(according to the Yiddish pronunciation)
Margolin related to the woman Margalit
Mechlin related to the woman Mechl, Michal
Mechlis related to the woman Mechl
Menuhin related to the woman Menuha
Merlin related to the woman Miriam
(according to the diminutive Merl)
Mindlin related to the woman Mindl
Mirkin related to the woman Miriam
(according to the diminutive Miri)
Mirlin related to the woman Miriam
(according to the diminutive Mirl)
Mirls related to the woman Miriam
(according to the diminutive Mirl)
Mushkin related to the woman Mushka
(Mussia, in the Lithuanian pronunciation)
Nehamkes related to the woman Nehama
Nehamkin related to the woman Nehama
Perls related to the woman Perl
Rachelevsky related to the woman Rachel
Rachelson son of the woman Rachel
Reisin related to the woman Rosa
Riveles related to the woman Rivka
Rivkes related to the woman Rivka (Yiddish)
Rivkin related to the woman Rivka
Rivkind son ofthe woman Rivka
Rivlin related to the woman Rivka
(in the diminutive Riva, Rivale)
Rochlin related to the woman Rachel
(in the Polish pronunciation)
Roises related to the woman Roisa
(in the Polish pronunciation)
Resales related to the woman Rosa
(according to the diminutive Rosale)
Rosin related to the woman Rosa
Ruchamkin related to the woman Ruchama
Sheinin related to the woman Sheine
Sheinis related to the woman Sheine
Sheinkin related to the woman Sheine
Shifrin related to the woman Shifra
Shoshkes related to the woman Shoshana
(in the diminutive Shoshke)
Shprinzeles related to the woman Shprinza
(in the diminutive Shprinzl)
Simkin related to the woman Sima
Sirkin related to the woman Sara
Sirkis related to the woman Sara
Shprinzak related to the woman Shprinza
Surkin related to the woman Sara
(according to the Ashkenazi pronunciation)
Tamarin related to the woman Tamar
Tamarkin related to the woman Tamar
Tamarlin related to the woman Tamar
(in the diminutive Tamarl)
Tamars related to the woman Tamar (Yiddish)
Temkin related to the woman Tcma

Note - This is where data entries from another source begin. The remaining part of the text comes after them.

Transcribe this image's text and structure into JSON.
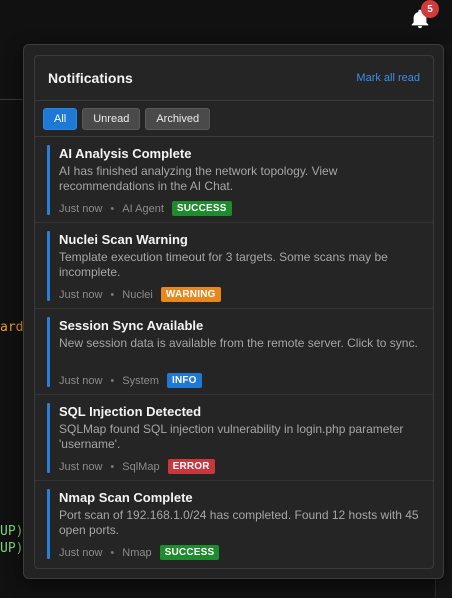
{
  "background": {
    "orange_fragment": "ard",
    "green_fragment_1": "UP)",
    "green_fragment_2": "UP)"
  },
  "bell": {
    "icon": "bell-icon",
    "count": "5"
  },
  "panel": {
    "title": "Notifications",
    "mark_all_read": "Mark all read",
    "tabs": [
      {
        "label": "All",
        "active": true
      },
      {
        "label": "Unread",
        "active": false
      },
      {
        "label": "Archived",
        "active": false
      }
    ]
  },
  "notifications": [
    {
      "title": "AI Analysis Complete",
      "message": "AI has finished analyzing the network topology. View recommendations in the AI Chat.",
      "time": "Just now",
      "source": "AI Agent",
      "status": "SUCCESS",
      "status_color": "#1f8a2e"
    },
    {
      "title": "Nuclei Scan Warning",
      "message": "Template execution timeout for 3 targets. Some scans may be incomplete.",
      "time": "Just now",
      "source": "Nuclei",
      "status": "WARNING",
      "status_color": "#e8871e"
    },
    {
      "title": "Session Sync Available",
      "message": "New session data is available from the remote server. Click to sync.",
      "time": "Just now",
      "source": "System",
      "status": "INFO",
      "status_color": "#1e78d6"
    },
    {
      "title": "SQL Injection Detected",
      "message": "SQLMap found SQL injection vulnerability in login.php parameter 'username'.",
      "time": "Just now",
      "source": "SqlMap",
      "status": "ERROR",
      "status_color": "#c9363b"
    },
    {
      "title": "Nmap Scan Complete",
      "message": "Port scan of 192.168.1.0/24 has completed. Found 12 hosts with 45 open ports.",
      "time": "Just now",
      "source": "Nmap",
      "status": "SUCCESS",
      "status_color": "#1f8a2e"
    }
  ],
  "colors": {
    "accent": "#1e78d6",
    "item_bar": "#2a7fd8",
    "badge": "#d23b3b"
  }
}
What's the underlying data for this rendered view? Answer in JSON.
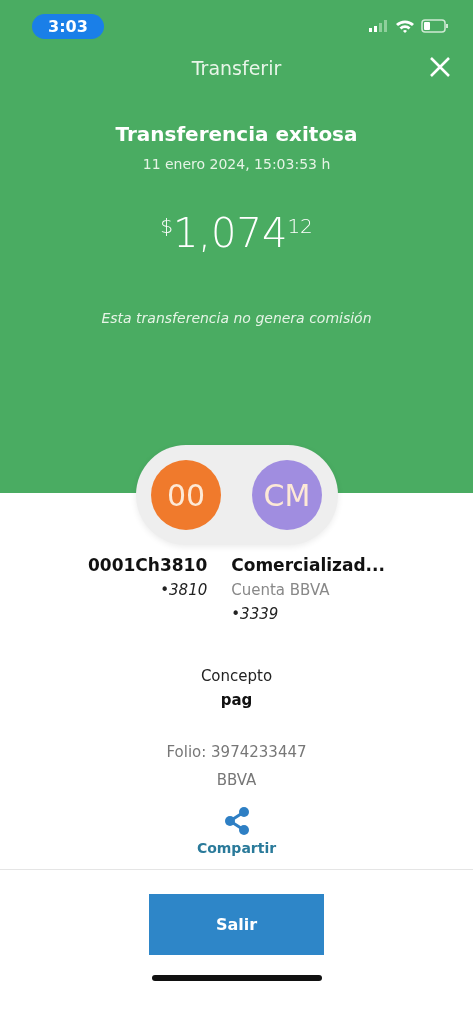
{
  "status_bar": {
    "time": "3:03"
  },
  "header": {
    "title": "Transferir"
  },
  "result": {
    "heading": "Transferencia exitosa",
    "date": "11 enero 2024, 15:03:53 h",
    "amount": {
      "currency": "$",
      "integer": "1,074",
      "cents": "12"
    },
    "note": "Esta transferencia no genera comisión"
  },
  "parties": [
    {
      "initials": "00",
      "color": "#f07a2c",
      "name": "0001Ch3810",
      "account": "•3810"
    },
    {
      "initials": "CM",
      "color": "#a08de0",
      "name": "Comercializad...",
      "bank": "Cuenta BBVA",
      "account": "•3339"
    }
  ],
  "concept": {
    "label": "Concepto",
    "value": "pag"
  },
  "folio": "Folio: 3974233447",
  "bank": "BBVA",
  "share": {
    "label": "Compartir"
  },
  "buttons": [
    {
      "label": "Salir"
    }
  ]
}
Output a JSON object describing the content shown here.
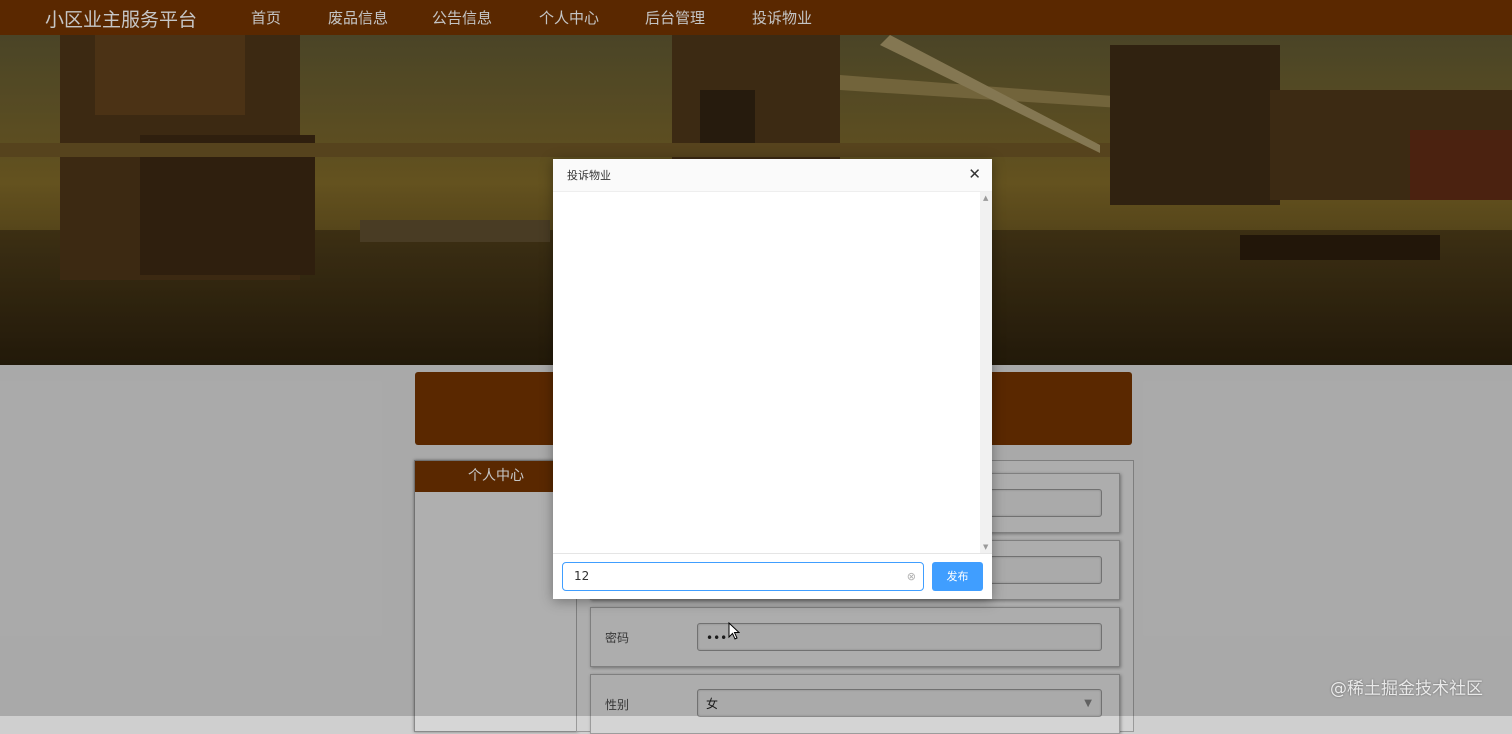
{
  "nav": {
    "brand": "小区业主服务平台",
    "items": [
      {
        "label": "首页"
      },
      {
        "label": "废品信息"
      },
      {
        "label": "公告信息"
      },
      {
        "label": "个人中心"
      },
      {
        "label": "后台管理"
      },
      {
        "label": "投诉物业"
      }
    ]
  },
  "sidebar": {
    "title": "个人中心"
  },
  "form": {
    "password_label": "密码",
    "password_value": "•••",
    "gender_label": "性别",
    "gender_value": "女"
  },
  "dialog": {
    "title": "投诉物业",
    "close_glyph": "✕",
    "input_value": "12",
    "publish_label": "发布",
    "clear_glyph": "⊗"
  },
  "watermark": "@稀土掘金技术社区",
  "colors": {
    "nav_brown": "#6e3100",
    "primary_blue": "#409eff"
  }
}
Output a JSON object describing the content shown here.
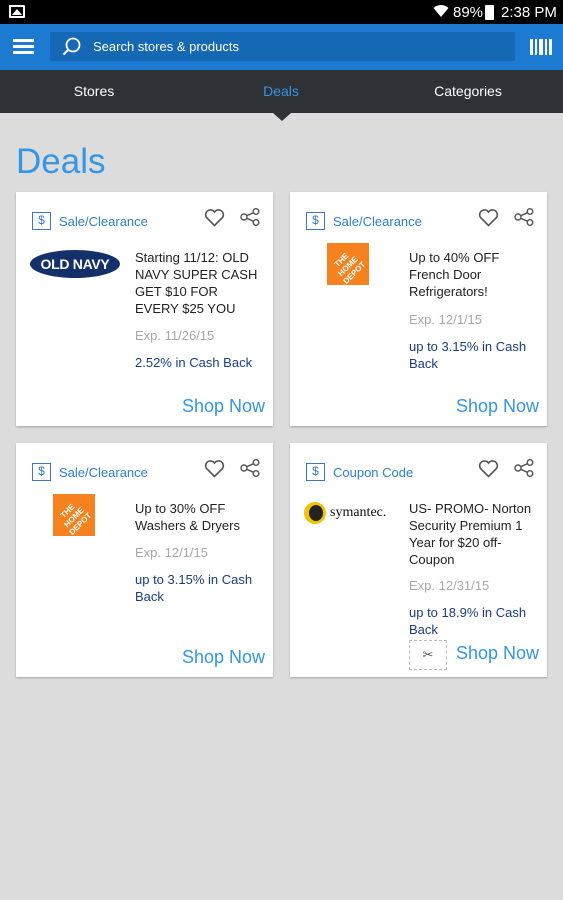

Treinin related to the woman Trcina
Tumarkin related to the woman Tamar
(in the Polish pronunciation)
Zeitlin related to the woman Zeitl
Zeitis related to the woman Zeitl
Zeldes related to the woman Zelda
Zeldin related to the woman Zelda
Zipkin related to the woman Zipporah
(in the diminutive Zipke)
Zippels related to the woman Zippel
(diminutive of Zipporah)
Zirels related to the woman Zirel
Zirelson son ofthe woman Zirel (Yiddish)
Zirlin related to the woman Zirel
Zisslin related to the woman Zissel
Zlatkes related to the woman Zlate.

Rabbi Adin Steinsaltz is an author, historian and social critic whose translation of the Talmud into five modem languages has been called the most important Jewish publication of the 20th Century.